Fire codes threaten to undo urban street design

By Chris McCahill

A local debate over on-street parking in Florida typifies how codes and standards can obstruct walkable urban street design and, apparently, put those designs in jeopardy even after they have been implemented.

Celebration is a traditional-style development, created by Disney in the late 1990s, complete with front porches, sidewalks, street trees, parks, and a town center. It is now a community of more than 7,000 people. However, the design of its streets is being challenged by local officials who say they aren’t wide enough.

The dispute is mainly among fire officials, who say their trucks need a 20-foot minimum clear width to maneuver, and residents who argue that their streets haven’t been an issue for 20 years since they were first built. Officials propose removing on-street parking and street trees. Residents wonder where people would park instead and worry that the changes would hurt the community.

Water Street, Celebration, Florida. Source: Google Earth
Water Street, Celebration, Florida. Source: Google Earth

Fire officials couldn’t cite an instance where the current configuration has been an issue, according to the Orlando Sentinel, but instead see the proposed changes as precautionary measures.

The 20-foot standard originates from the National Fire Protection Association’s Fire Code and the International Fire Code (IFC), which locals often adopt in either form. Street width provisions were first introduced to the codes in the mid-1970s. Before then, fire officials were rarely involved in street design decisions. The Congress for the New Urbanism—working with fire officials from around the country—recently proposed changes to the IFC that would bolster flexibility in applying the 20-foot standard, particularly when there are connected street networks that offer more direct routes and multiple access points, as in Celebration. But the International Code Council voted against those changes.

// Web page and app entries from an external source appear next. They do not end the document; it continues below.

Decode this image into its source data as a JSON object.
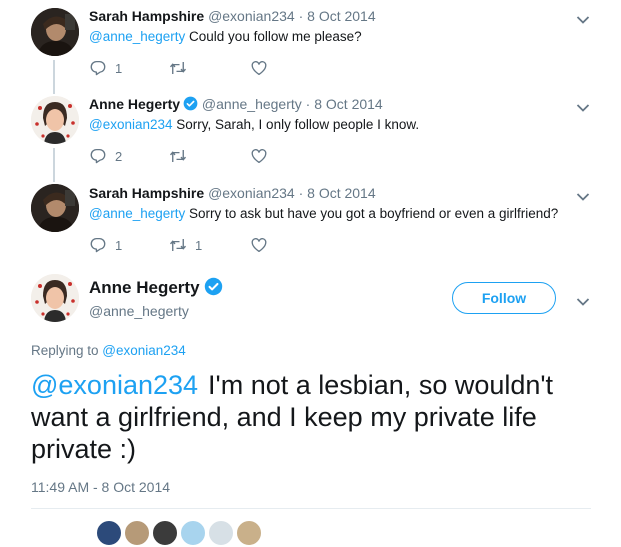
{
  "tweets": [
    {
      "name": "Sarah Hampshire",
      "handle": "@exonian234",
      "separator": "·",
      "date": "8 Oct 2014",
      "mention": "@anne_hegerty",
      "text": " Could you follow me please?",
      "reply_count": "1",
      "retweet_count": "",
      "like_count": ""
    },
    {
      "name": "Anne Hegerty",
      "handle": "@anne_hegerty",
      "separator": "·",
      "date": "8 Oct 2014",
      "mention": "@exonian234",
      "text": "  Sorry, Sarah, I only follow people I know.",
      "reply_count": "2",
      "retweet_count": "",
      "like_count": ""
    },
    {
      "name": "Sarah Hampshire",
      "handle": "@exonian234",
      "separator": "·",
      "date": "8 Oct 2014",
      "mention": "@anne_hegerty",
      "text": " Sorry to ask but have you got a boyfriend or even a girlfriend?",
      "reply_count": "1",
      "retweet_count": "1",
      "like_count": ""
    }
  ],
  "main_tweet": {
    "name": "Anne Hegerty",
    "handle": "@anne_hegerty",
    "follow_label": "Follow",
    "replying_prefix": "Replying to ",
    "replying_to": "@exonian234",
    "mention": "@exonian234",
    "text": "I'm not a lesbian, so wouldn't want a girlfriend, and I keep my private life private :)",
    "timestamp": "11:49 AM - 8 Oct 2014"
  },
  "colors": {
    "accent": "#1da1f2",
    "secondary_text": "#657786",
    "primary_text": "#14171a",
    "thread_line": "#ccd6dd"
  },
  "icons": {
    "reply": "reply-icon",
    "retweet": "retweet-icon",
    "like": "heart-icon",
    "menu": "chevron-down-icon",
    "verified": "verified-badge-icon"
  }
}
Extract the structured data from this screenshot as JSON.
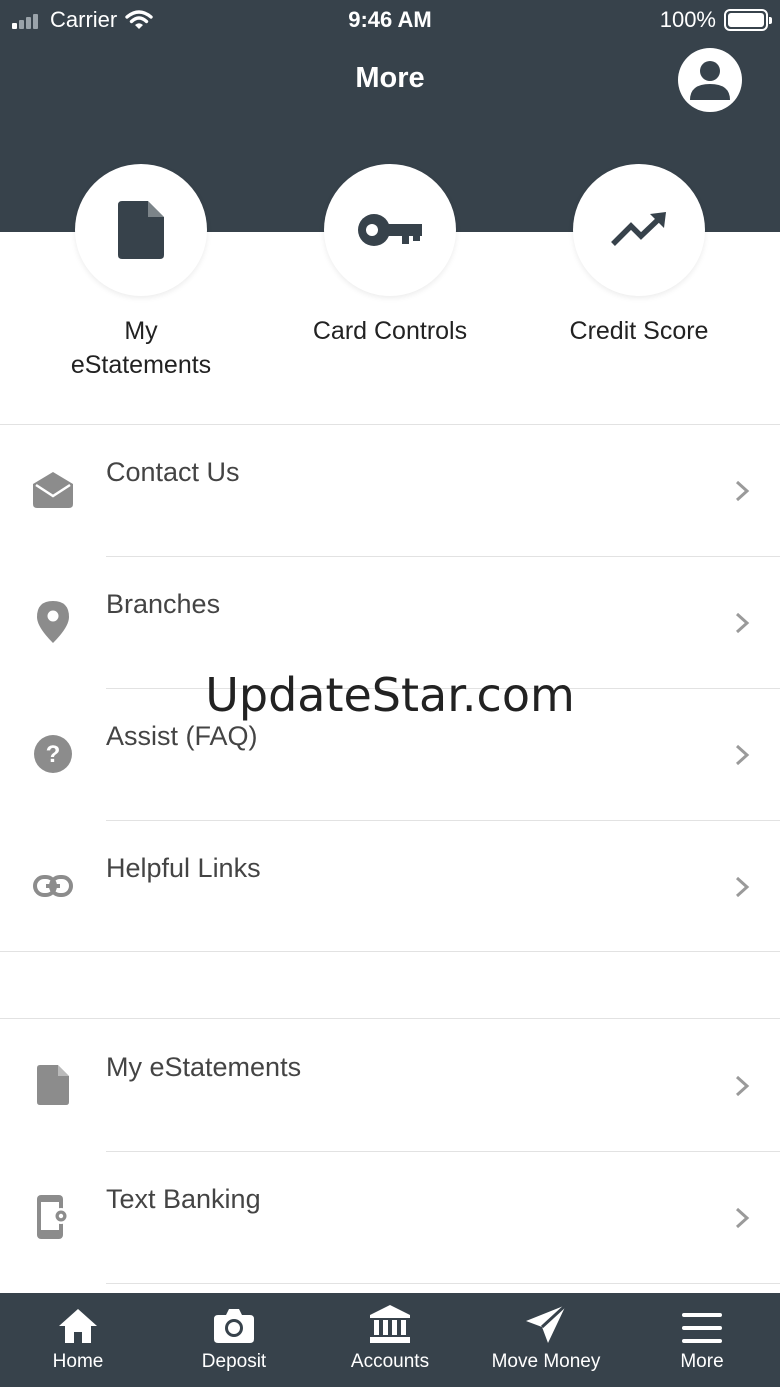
{
  "status_bar": {
    "carrier": "Carrier",
    "time": "9:46 AM",
    "battery": "100%",
    "signal_bars_active": 1
  },
  "header": {
    "title": "More",
    "background_color": "#37424b"
  },
  "quick_actions": [
    {
      "label": "My eStatements",
      "icon": "document-icon"
    },
    {
      "label": "Card Controls",
      "icon": "key-icon"
    },
    {
      "label": "Credit Score",
      "icon": "trending-up-icon"
    }
  ],
  "menu_group_1": [
    {
      "label": "Contact Us",
      "icon": "envelope-open-icon"
    },
    {
      "label": "Branches",
      "icon": "map-pin-icon"
    },
    {
      "label": "Assist (FAQ)",
      "icon": "help-circle-icon"
    },
    {
      "label": "Helpful Links",
      "icon": "link-icon"
    }
  ],
  "menu_group_2": [
    {
      "label": "My eStatements",
      "icon": "document-icon"
    },
    {
      "label": "Text Banking",
      "icon": "phone-settings-icon"
    }
  ],
  "watermark": "UpdateStar.com",
  "tab_bar": [
    {
      "label": "Home",
      "icon": "home-icon"
    },
    {
      "label": "Deposit",
      "icon": "camera-icon"
    },
    {
      "label": "Accounts",
      "icon": "bank-icon"
    },
    {
      "label": "Move Money",
      "icon": "send-icon"
    },
    {
      "label": "More",
      "icon": "menu-icon"
    }
  ]
}
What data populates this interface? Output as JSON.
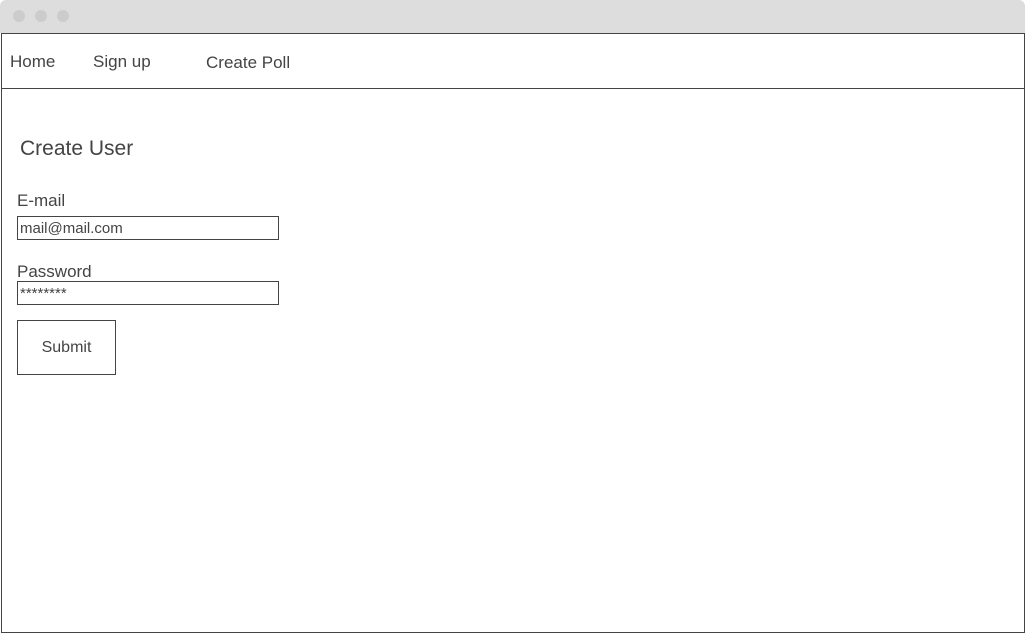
{
  "window": {
    "titlebar_color": "#dddddd",
    "border_color": "#444444",
    "text_color": "#444444"
  },
  "nav": {
    "items": [
      {
        "label": "Home"
      },
      {
        "label": "Sign up"
      },
      {
        "label": "Create Poll"
      }
    ]
  },
  "form": {
    "title": "Create User",
    "email": {
      "label": "E-mail",
      "value": "mail@mail.com"
    },
    "password": {
      "label": "Password",
      "value": "********"
    },
    "submit_label": "Submit"
  }
}
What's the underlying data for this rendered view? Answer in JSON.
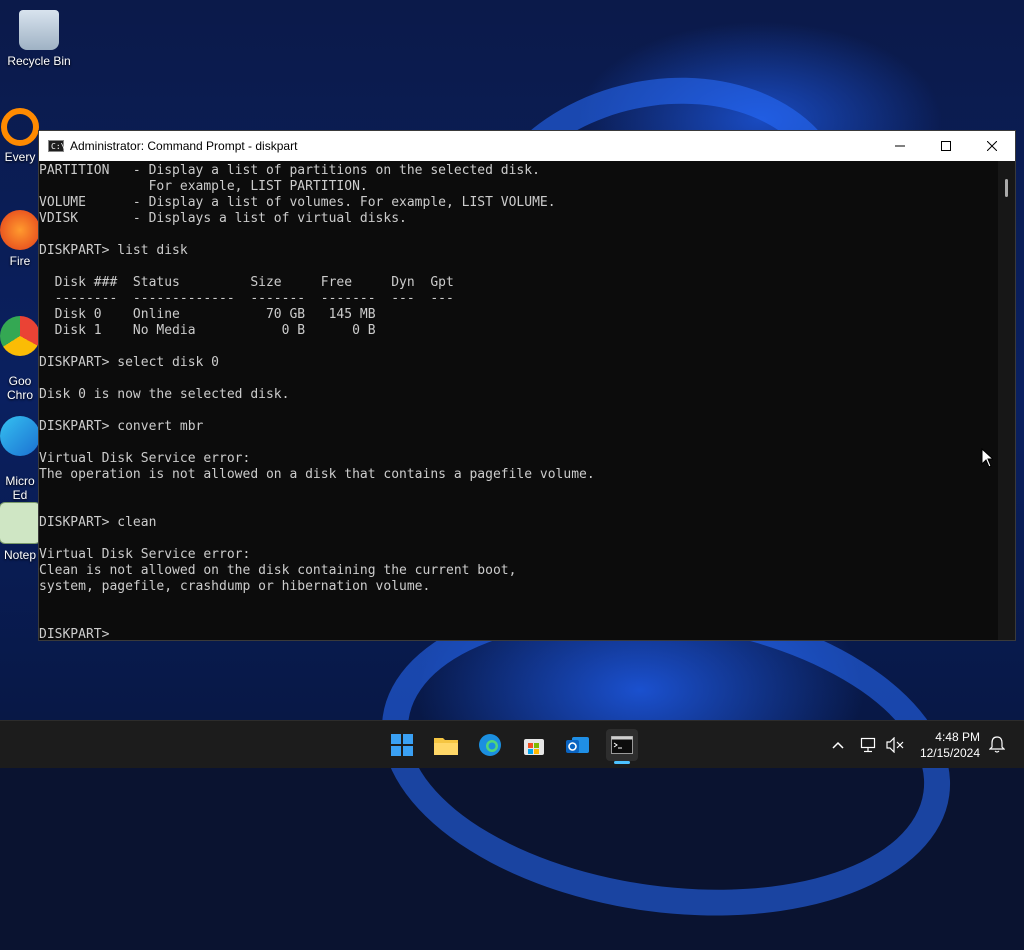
{
  "desktop": {
    "icons": [
      {
        "label": "Recycle Bin"
      },
      {
        "label": "Every"
      },
      {
        "label": "Fire"
      },
      {
        "label": "Goo\nChro"
      },
      {
        "label": "Micro\nEd"
      },
      {
        "label": "Notep"
      }
    ]
  },
  "window": {
    "title": "Administrator: Command Prompt - diskpart",
    "app_icon_text": "C:\\_",
    "console_lines": [
      "PARTITION   - Display a list of partitions on the selected disk.",
      "              For example, LIST PARTITION.",
      "VOLUME      - Display a list of volumes. For example, LIST VOLUME.",
      "VDISK       - Displays a list of virtual disks.",
      "",
      "DISKPART> list disk",
      "",
      "  Disk ###  Status         Size     Free     Dyn  Gpt",
      "  --------  -------------  -------  -------  ---  ---",
      "  Disk 0    Online           70 GB   145 MB",
      "  Disk 1    No Media           0 B      0 B",
      "",
      "DISKPART> select disk 0",
      "",
      "Disk 0 is now the selected disk.",
      "",
      "DISKPART> convert mbr",
      "",
      "Virtual Disk Service error:",
      "The operation is not allowed on a disk that contains a pagefile volume.",
      "",
      "",
      "DISKPART> clean",
      "",
      "Virtual Disk Service error:",
      "Clean is not allowed on the disk containing the current boot,",
      "system, pagefile, crashdump or hibernation volume.",
      "",
      "",
      "DISKPART> "
    ]
  },
  "taskbar": {
    "apps": [
      "start-icon",
      "file-explorer-icon",
      "edge-icon",
      "store-icon",
      "outlook-icon",
      "terminal-icon"
    ],
    "time": "4:48 PM",
    "date": "12/15/2024"
  },
  "colors": {
    "console_bg": "#0c0c0c",
    "console_text": "#cccccc",
    "taskbar_bg": "#1c1c1c",
    "accent": "#4cc2ff"
  }
}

People on both sides of the discussion in Celebration see safety as a major concern. According to uncertified minutes from a March 15 meeting (provided by Lloyd Alter, writer for Treehugger), one resident argued that the current design, “slow[s] down traffic which reduces traffic accidents and increases pedestrian and bicycle safety.” Later, when asked about bikes and pedestrians, a fire official responded, “That is not an issue. Life safety is the issue.” This has become a common dispute in newer urban developments.

While fire safety is a serious concern, so are bicycle and pedestrian deaths, which have increased by more than 30 percent since 2009. In fact, metropolitan Orlando, which includes Celebration, is the third most dangerous area for pedestrian deaths in the country, according to an annual report from Smart Growth America. None of those deaths (from 2005 to 2014) happened on Celebration’s local streets.

Carl Wren, former chief engineer at the Austin Fire Department in Texas and key proponent of the IFC changes, argues that emergency responders should embrace potentially life-saving street design concepts. He also says they should be open to using smaller apparatuses, relying more on automatic sprinkler systems where access might be an issue, and exploring other creative solutions to fire protection and emergency response.

All interested parties, explains Wren, “need to further pursue open and honest dialogue that communicates our passions, our needs, and our desires in productive venues.” Celebration is a ripe testing ground for that dialogue and could serve as a model for other communities.